Amusement park designers from Orlando upgraded the Katmandu theme park in the resort, installing an upside down house filled with illusions like a mirror maze and erecting a five-level play area with slides and trampolines.
Longer Season, More Jobs
A branch of Nikki Beach club opened in 2012 on one end of the Magaluf bay on the Mediterranean island, where in high season clients disembark from yachts to sip cocktails on white upholstered beach recliners.
Hotel rates at Melia’s adjoining five star Me hotel, formerly a three star, have gone from 70 to 80 euros a night to about 200 euros, rising to more than 300 euros in peak season.
The private and public sector in Mallorca also want to lengthen the season beyond the peak months of June to August.
“We have to try to extend the season because this means higher employment,” says Alfonso Rodriguez, mayor of Calvia, the municipality which contains Magaluf.
The council wants to encourage business conferences, art festivals, sports training and other events that are not tied to the summer months.
As well as earmarking 4 million euros this year for improvements such as pedestrianizing roads, the Calvia council has toughened up laws on drinking in the streets.
The council has increased the police presence on the streets and even invited two British policemen to patrol Magaluf’s streets as a week-long pilot scheme last summer.

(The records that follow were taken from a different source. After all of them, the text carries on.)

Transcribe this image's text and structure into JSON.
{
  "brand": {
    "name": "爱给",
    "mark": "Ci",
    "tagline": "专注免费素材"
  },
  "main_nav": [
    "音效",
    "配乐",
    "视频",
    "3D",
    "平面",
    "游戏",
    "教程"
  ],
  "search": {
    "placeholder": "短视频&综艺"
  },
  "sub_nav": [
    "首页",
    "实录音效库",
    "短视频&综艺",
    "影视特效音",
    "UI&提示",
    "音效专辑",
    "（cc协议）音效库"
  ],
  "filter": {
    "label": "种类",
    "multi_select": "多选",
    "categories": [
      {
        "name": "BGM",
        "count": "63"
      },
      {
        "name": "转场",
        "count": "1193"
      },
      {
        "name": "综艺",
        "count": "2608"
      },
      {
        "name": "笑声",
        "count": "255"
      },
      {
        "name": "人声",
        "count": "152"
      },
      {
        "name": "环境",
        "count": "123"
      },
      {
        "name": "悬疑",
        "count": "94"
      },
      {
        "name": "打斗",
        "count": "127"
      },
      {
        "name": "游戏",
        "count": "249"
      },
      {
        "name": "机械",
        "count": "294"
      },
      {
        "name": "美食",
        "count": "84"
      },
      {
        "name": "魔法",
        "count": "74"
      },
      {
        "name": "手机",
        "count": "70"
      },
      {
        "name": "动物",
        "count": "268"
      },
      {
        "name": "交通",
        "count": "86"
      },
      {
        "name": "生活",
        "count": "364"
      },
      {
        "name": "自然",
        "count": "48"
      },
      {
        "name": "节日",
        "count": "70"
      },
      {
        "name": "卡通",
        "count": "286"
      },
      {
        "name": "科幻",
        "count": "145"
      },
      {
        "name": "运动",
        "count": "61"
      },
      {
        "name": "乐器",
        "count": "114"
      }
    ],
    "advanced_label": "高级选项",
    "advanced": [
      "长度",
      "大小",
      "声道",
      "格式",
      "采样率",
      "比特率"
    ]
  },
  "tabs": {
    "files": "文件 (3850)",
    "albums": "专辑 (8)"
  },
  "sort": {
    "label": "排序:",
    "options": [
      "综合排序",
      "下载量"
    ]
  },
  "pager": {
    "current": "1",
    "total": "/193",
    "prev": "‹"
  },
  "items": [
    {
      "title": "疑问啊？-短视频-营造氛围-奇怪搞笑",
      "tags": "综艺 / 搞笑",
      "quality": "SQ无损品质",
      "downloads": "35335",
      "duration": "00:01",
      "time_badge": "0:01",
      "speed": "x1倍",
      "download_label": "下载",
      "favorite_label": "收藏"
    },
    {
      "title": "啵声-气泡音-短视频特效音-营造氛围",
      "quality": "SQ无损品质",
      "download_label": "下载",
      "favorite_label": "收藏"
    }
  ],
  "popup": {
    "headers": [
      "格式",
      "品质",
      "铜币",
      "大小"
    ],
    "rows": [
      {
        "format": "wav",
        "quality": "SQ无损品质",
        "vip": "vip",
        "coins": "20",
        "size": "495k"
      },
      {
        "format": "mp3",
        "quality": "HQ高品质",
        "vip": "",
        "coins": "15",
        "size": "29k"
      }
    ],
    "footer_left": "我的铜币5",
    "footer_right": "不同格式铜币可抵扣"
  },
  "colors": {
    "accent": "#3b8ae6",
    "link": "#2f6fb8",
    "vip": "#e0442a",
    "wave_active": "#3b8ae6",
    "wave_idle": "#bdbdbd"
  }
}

“Hotel owners, businesses and tour operators have all noticed the change in Magaluf,” said mayor Rodriguez. “It’s going to take us some years to complete the turnaround, but the process is definitely underway.”
(Edited by Sarah White and Angus MacSwan)